** What is expected **
Write out the whole listing again, exactly.

____________________

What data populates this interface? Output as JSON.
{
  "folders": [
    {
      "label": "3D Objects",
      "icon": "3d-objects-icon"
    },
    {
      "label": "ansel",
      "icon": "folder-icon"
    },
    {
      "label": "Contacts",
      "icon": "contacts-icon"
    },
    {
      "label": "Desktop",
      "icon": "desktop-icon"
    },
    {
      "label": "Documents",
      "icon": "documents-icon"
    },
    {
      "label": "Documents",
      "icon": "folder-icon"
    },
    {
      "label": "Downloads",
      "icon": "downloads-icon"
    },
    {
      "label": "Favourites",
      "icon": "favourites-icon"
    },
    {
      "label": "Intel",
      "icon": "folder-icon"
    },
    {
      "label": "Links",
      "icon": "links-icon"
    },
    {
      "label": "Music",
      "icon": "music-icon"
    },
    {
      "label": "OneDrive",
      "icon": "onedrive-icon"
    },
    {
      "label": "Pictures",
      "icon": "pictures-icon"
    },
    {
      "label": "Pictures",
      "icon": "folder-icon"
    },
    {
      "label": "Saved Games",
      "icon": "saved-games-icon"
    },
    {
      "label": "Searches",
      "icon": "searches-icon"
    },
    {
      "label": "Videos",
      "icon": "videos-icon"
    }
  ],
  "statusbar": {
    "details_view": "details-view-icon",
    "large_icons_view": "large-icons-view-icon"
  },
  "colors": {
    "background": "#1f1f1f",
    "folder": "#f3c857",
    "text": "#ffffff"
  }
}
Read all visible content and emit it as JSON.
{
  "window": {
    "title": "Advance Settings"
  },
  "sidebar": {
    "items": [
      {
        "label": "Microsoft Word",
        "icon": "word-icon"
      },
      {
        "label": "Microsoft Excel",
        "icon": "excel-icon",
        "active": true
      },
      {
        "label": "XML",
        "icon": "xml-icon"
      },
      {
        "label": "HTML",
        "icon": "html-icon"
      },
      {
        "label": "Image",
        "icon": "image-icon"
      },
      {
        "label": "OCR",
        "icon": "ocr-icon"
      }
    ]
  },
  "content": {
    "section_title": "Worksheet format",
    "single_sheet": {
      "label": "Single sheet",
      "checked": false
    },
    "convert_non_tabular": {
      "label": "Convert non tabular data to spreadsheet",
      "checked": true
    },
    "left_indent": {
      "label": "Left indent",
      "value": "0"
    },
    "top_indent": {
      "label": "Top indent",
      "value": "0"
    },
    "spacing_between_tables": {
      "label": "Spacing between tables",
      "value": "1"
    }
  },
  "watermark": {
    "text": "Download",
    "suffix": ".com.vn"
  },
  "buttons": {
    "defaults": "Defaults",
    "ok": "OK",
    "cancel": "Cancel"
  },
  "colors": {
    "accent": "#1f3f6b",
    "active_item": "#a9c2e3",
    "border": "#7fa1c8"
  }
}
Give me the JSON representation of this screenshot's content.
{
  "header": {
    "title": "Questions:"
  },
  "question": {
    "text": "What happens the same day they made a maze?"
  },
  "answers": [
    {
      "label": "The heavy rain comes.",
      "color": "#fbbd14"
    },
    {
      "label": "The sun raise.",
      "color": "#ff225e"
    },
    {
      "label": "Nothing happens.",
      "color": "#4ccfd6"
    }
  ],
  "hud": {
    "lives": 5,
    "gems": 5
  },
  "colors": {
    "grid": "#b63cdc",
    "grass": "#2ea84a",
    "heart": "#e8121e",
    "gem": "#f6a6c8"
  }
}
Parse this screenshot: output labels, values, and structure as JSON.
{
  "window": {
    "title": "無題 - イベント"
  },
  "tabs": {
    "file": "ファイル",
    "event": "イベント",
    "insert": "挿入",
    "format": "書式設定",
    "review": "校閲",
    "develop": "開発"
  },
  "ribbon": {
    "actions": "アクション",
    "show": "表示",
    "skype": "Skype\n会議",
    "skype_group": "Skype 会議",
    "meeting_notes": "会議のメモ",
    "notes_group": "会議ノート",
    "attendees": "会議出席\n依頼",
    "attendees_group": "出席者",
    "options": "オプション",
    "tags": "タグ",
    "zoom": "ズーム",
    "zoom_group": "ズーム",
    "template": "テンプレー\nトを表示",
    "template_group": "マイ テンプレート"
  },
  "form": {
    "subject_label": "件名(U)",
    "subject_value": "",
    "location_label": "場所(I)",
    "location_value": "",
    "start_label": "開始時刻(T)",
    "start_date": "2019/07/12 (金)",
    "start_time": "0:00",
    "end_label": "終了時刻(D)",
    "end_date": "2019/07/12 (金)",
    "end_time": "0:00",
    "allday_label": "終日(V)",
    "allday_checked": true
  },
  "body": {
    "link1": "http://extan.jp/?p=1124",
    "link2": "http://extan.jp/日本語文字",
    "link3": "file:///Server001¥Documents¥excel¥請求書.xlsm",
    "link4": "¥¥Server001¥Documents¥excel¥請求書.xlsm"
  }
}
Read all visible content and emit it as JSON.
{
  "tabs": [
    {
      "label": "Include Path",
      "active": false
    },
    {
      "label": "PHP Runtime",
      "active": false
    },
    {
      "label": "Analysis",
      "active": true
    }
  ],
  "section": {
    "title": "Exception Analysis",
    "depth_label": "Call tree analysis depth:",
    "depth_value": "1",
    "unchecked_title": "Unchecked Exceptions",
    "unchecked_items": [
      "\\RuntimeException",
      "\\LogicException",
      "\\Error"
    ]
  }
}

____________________

** Reply to the exercise **
What data populates this interface? Output as JSON.
{
  "folders": [
    {
      "label": "3D Objects",
      "icon": "3d-objects-icon"
    },
    {
      "label": "ansel",
      "icon": "folder-icon"
    },
    {
      "label": "Contacts",
      "icon": "contacts-icon"
    },
    {
      "label": "Desktop",
      "icon": "desktop-icon"
    },
    {
      "label": "Documents",
      "icon": "documents-icon"
    },
    {
      "label": "Documents",
      "icon": "folder-icon"
    },
    {
      "label": "Downloads",
      "icon": "downloads-icon"
    },
    {
      "label": "Favourites",
      "icon": "favourites-icon"
    },
    {
      "label": "Intel",
      "icon": "folder-icon"
    },
    {
      "label": "Links",
      "icon": "links-icon"
    },
    {
      "label": "Music",
      "icon": "music-icon"
    },
    {
      "label": "OneDrive",
      "icon": "onedrive-icon"
    },
    {
      "label": "Pictures",
      "icon": "pictures-icon"
    },
    {
      "label": "Pictures",
      "icon": "folder-icon"
    },
    {
      "label": "Saved Games",
      "icon": "saved-games-icon"
    },
    {
      "label": "Searches",
      "icon": "searches-icon"
    },
    {
      "label": "Videos",
      "icon": "videos-icon"
    }
  ],
  "statusbar": {
    "details_view": "details-view-icon",
    "large_icons_view": "large-icons-view-icon"
  },
  "colors": {
    "background": "#1f1f1f",
    "folder": "#f3c857",
    "text": "#ffffff"
  }
}
Read all visible content and emit it as JSON.
{
  "window": {
    "title": "Advance Settings"
  },
  "sidebar": {
    "items": [
      {
        "label": "Microsoft Word",
        "icon": "word-icon"
      },
      {
        "label": "Microsoft Excel",
        "icon": "excel-icon",
        "active": true
      },
      {
        "label": "XML",
        "icon": "xml-icon"
      },
      {
        "label": "HTML",
        "icon": "html-icon"
      },
      {
        "label": "Image",
        "icon": "image-icon"
      },
      {
        "label": "OCR",
        "icon": "ocr-icon"
      }
    ]
  },
  "content": {
    "section_title": "Worksheet format",
    "single_sheet": {
      "label": "Single sheet",
      "checked": false
    },
    "convert_non_tabular": {
      "label": "Convert non tabular data to spreadsheet",
      "checked": true
    },
    "left_indent": {
      "label": "Left indent",
      "value": "0"
    },
    "top_indent": {
      "label": "Top indent",
      "value": "0"
    },
    "spacing_between_tables": {
      "label": "Spacing between tables",
      "value": "1"
    }
  },
  "watermark": {
    "text": "Download",
    "suffix": ".com.vn"
  },
  "buttons": {
    "defaults": "Defaults",
    "ok": "OK",
    "cancel": "Cancel"
  },
  "colors": {
    "accent": "#1f3f6b",
    "active_item": "#a9c2e3",
    "border": "#7fa1c8"
  }
}
Give me the JSON representation of this screenshot's content.
{
  "header": {
    "title": "Questions:"
  },
  "question": {
    "text": "What happens the same day they made a maze?"
  },
  "answers": [
    {
      "label": "The heavy rain comes.",
      "color": "#fbbd14"
    },
    {
      "label": "The sun raise.",
      "color": "#ff225e"
    },
    {
      "label": "Nothing happens.",
      "color": "#4ccfd6"
    }
  ],
  "hud": {
    "lives": 5,
    "gems": 5
  },
  "colors": {
    "grid": "#b63cdc",
    "grass": "#2ea84a",
    "heart": "#e8121e",
    "gem": "#f6a6c8"
  }
}
Parse this screenshot: output labels, values, and structure as JSON.
{
  "window": {
    "title": "無題 - イベント"
  },
  "tabs": {
    "file": "ファイル",
    "event": "イベント",
    "insert": "挿入",
    "format": "書式設定",
    "review": "校閲",
    "develop": "開発"
  },
  "ribbon": {
    "actions": "アクション",
    "show": "表示",
    "skype": "Skype\n会議",
    "skype_group": "Skype 会議",
    "meeting_notes": "会議のメモ",
    "notes_group": "会議ノート",
    "attendees": "会議出席\n依頼",
    "attendees_group": "出席者",
    "options": "オプション",
    "tags": "タグ",
    "zoom": "ズーム",
    "zoom_group": "ズーム",
    "template": "テンプレー\nトを表示",
    "template_group": "マイ テンプレート"
  },
  "form": {
    "subject_label": "件名(U)",
    "subject_value": "",
    "location_label": "場所(I)",
    "location_value": "",
    "start_label": "開始時刻(T)",
    "start_date": "2019/07/12 (金)",
    "start_time": "0:00",
    "end_label": "終了時刻(D)",
    "end_date": "2019/07/12 (金)",
    "end_time": "0:00",
    "allday_label": "終日(V)",
    "allday_checked": true
  },
  "body": {
    "link1": "http://extan.jp/?p=1124",
    "link2": "http://extan.jp/日本語文字",
    "link3": "file:///Server001¥Documents¥excel¥請求書.xlsm",
    "link4": "¥¥Server001¥Documents¥excel¥請求書.xlsm"
  }
}
Read all visible content and emit it as JSON.
{
  "tabs": [
    {
      "label": "Include Path",
      "active": false
    },
    {
      "label": "PHP Runtime",
      "active": false
    },
    {
      "label": "Analysis",
      "active": true
    }
  ],
  "section": {
    "title": "Exception Analysis",
    "depth_label": "Call tree analysis depth:",
    "depth_value": "1",
    "unchecked_title": "Unchecked Exceptions",
    "unchecked_items": [
      "\\RuntimeException",
      "\\LogicException",
      "\\Error"
    ]
  }
}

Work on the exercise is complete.